Welding should lead Texas and other states when it comes to expanding industrial job opportunities for everyone. Sixty percent of the products and machines used across the United States require welding to some degree or another. But how can women break through in welding, which has traditionally been such a male-dominated industry? What will it take? What are the challenges to overcome?
The Female Team at SICC
I figured change starts at home. That’s why the SICC is featuring a female team in a male-dominated industry. The women on my team feel empowered to share their opinions because they know I appreciate their perspective. Because the jobs we choose are downstream of society’s expectations, it’s up to teams like this to change the way people think about women in traditionally male-dominated industries.
At the forefront: providing women with the resources they need to pursue a career in earnest. Who is going to want to join a male-dominated industry if they don’t feel that they have the support necessary to be one of the 4.5 percent in the minority? In speaking with women, I discovered that support is crucial if they’re going to feel empowered to make a change.
“Knowledge is power in a male-dominated field,” said Crystal Quintero, director of SICC’s Edinburg campus. “As a director, I must present the advantages of the welding field to a prospective student. I feel empowered to know so much about a career that is male dominated and being able to make students eager and excited to learn makes my job that more satisfying.”
How to Pay for Welders’ Training
Regardless of gender, welder training is intensive—and highly specialized.
It also requires funding. For many aspiring welders, the funding issue is a nonstarter. They assume that because of the heavy resources required to train in welding, it’s not even a viable career path for them. At the Southern Industrial Career Center, we’re looking to change that. In a partnership with personalized financing and/or state grants, we look to help explore realistic avenues for men and women who want to learn how to weld. And we provide resources to help secure confidence that once they’re enrolled and graduated, they’ll have closed the skills gap between them and their ideal job. With just an eight-week program, we also think it’s worth seeking out the education that can fit into demanding schedules.
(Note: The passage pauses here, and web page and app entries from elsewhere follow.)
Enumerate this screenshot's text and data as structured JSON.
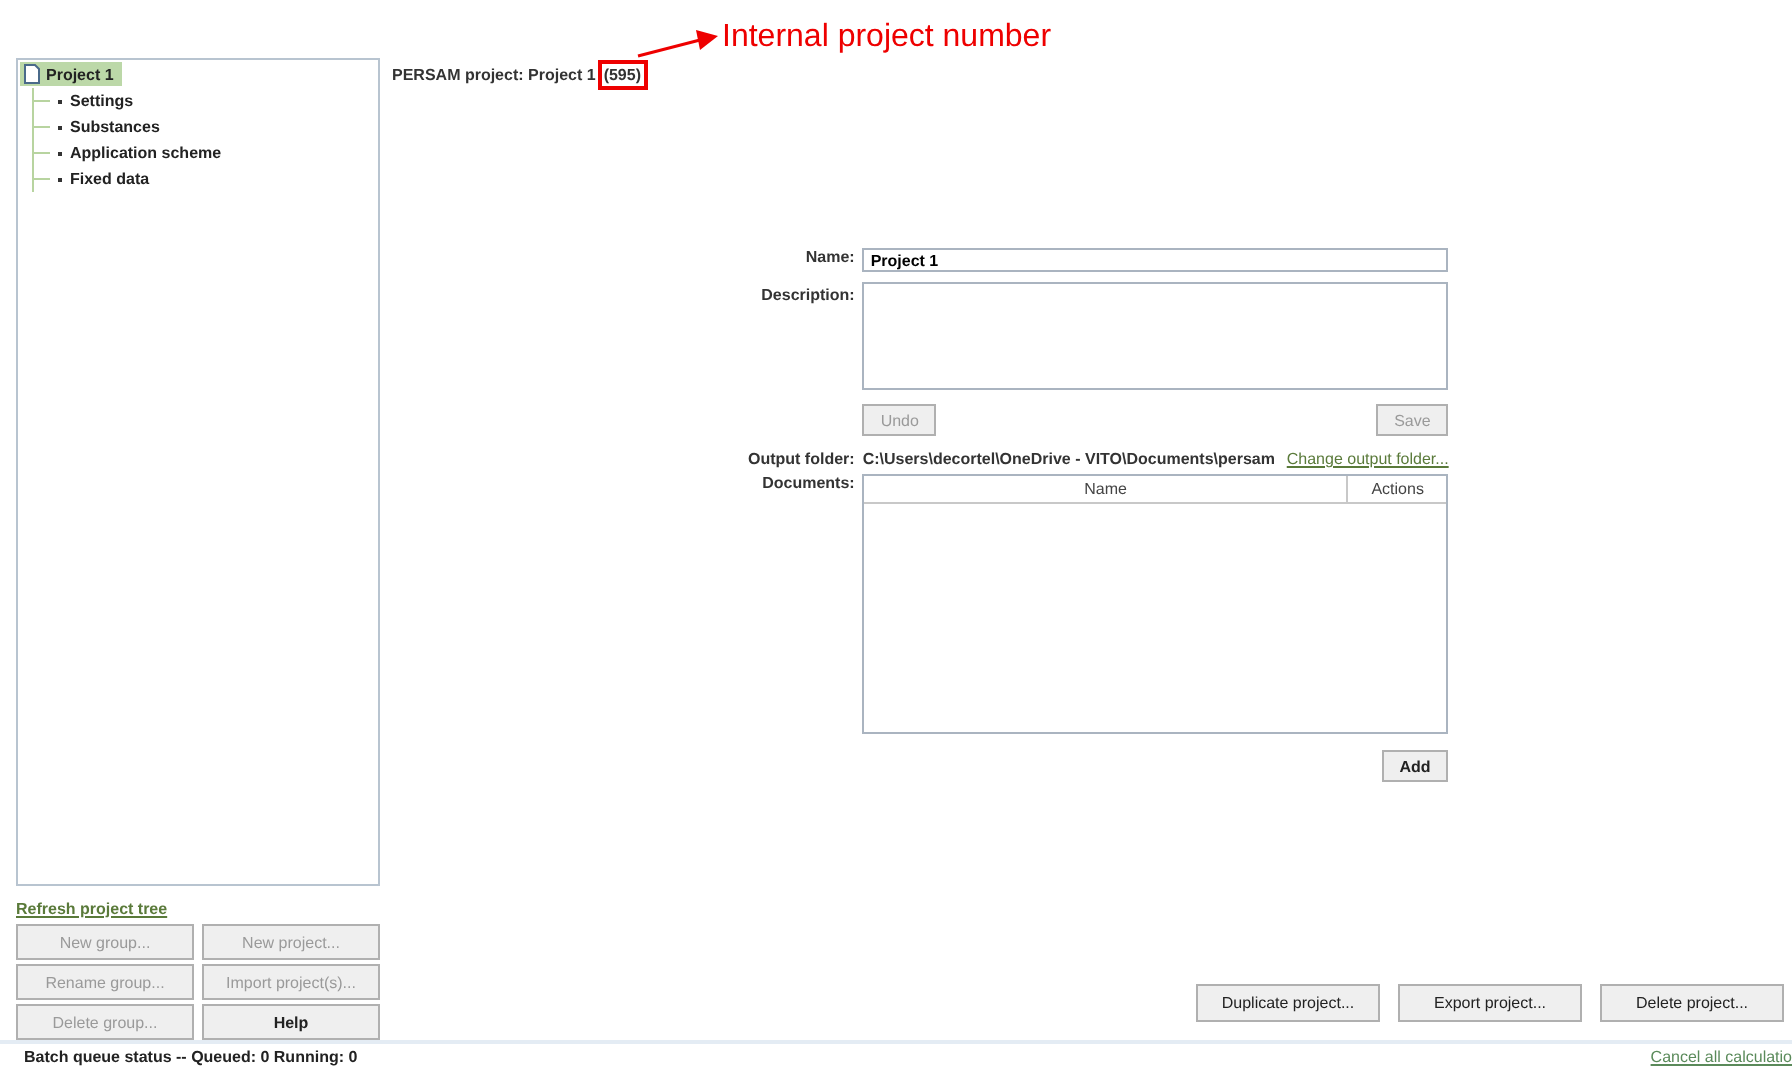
{
  "tree": {
    "label": "Project 1",
    "selected": true,
    "children": [
      {
        "label": "Settings",
        "selected": false
      },
      {
        "label": "Substances",
        "selected": false
      },
      {
        "label": "Application scheme",
        "selected": false
      },
      {
        "label": "Fixed data",
        "selected": false
      }
    ]
  },
  "refresh_link": "Refresh project tree",
  "left_buttons": [
    {
      "label": "New group...",
      "disabled": true
    },
    {
      "label": "New project...",
      "disabled": true
    },
    {
      "label": "Rename group...",
      "disabled": true
    },
    {
      "label": "Import project(s)...",
      "disabled": true
    },
    {
      "label": "Delete group...",
      "disabled": true
    },
    {
      "label": "Help",
      "disabled": false
    }
  ],
  "header": {
    "text": "PERSAM project: Project 1",
    "number": "(595)"
  },
  "annotation": {
    "text": "Internal project number"
  },
  "form": {
    "name_label": "Name:",
    "name_value": "Project 1",
    "description_label": "Description:",
    "undo": {
      "label": "Undo",
      "disabled": true
    },
    "save": {
      "label": "Save",
      "disabled": true
    },
    "output_label": "Output folder:",
    "output_path": "C:\\Users\\decortel\\OneDrive - VITO\\Documents\\persam",
    "output_link": "Change output folder...",
    "documents_label": "Documents:",
    "columns": [
      "Name",
      "Actions"
    ],
    "add": "Add"
  },
  "bottom_buttons": [
    "Duplicate project...",
    "Export project...",
    "Delete project..."
  ],
  "status_bar": {
    "text": "Batch queue status -- Queued: 0  Running: 0",
    "cancel_link": "Cancel all calculatio"
  }
}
Having a team of awesome women in charge of our school’s management helps me keep refreshed with unbiased opinions. And here’s what I tell women who are seeking out positions in welding:
- Seek out your options first—before making assumptions. I get it. Four and a half percent is a dismal, and even depressing, number. But it shouldn’t be a deal breaker, either. Seek out your options for financing and enrollment in a welding school before you make a decision that will affect your career path.
- Don’t make assumptions about what you can’t do. We’ve seen countless women empower themselves with the funding, resources, and know-how to make it in a male-dominated industry. If you are interested in a career like welding, don’t let your own or other people’s assumptions hold you back. There are people out there ready to help.
- Be a disruptor. Be willing to embrace the disruptor’s role. “The biggest challenge is trying to prove yourself every time,” said Quintero. Now that she’s an admissions representative, she says that she might not know how to weld, but she knows how to advise women who do want to become welders. And she recommends overcoming the difficulty of being a disruptor by taking it one step at a time.
- Be Inspired: “I have great admiration for hard-working women in prominent roles,” says Angie Keene, recruitment rep at SICC’s Edinburg campus. “I feel proud to see a woman as the vice president of the United States; it is such an inspiration. We are capable of that and more. Also, those women that manage a business, a home, and their life.”
Ultimately, 4.5 percent is just a number. The reality is that there is already a team of women welders out there who are looking to disrupt the status quo and change a traditionally male-dominated job into a vocation for all genders. It just requires a little support, some financial know-how, and a willingness to be a disruptor.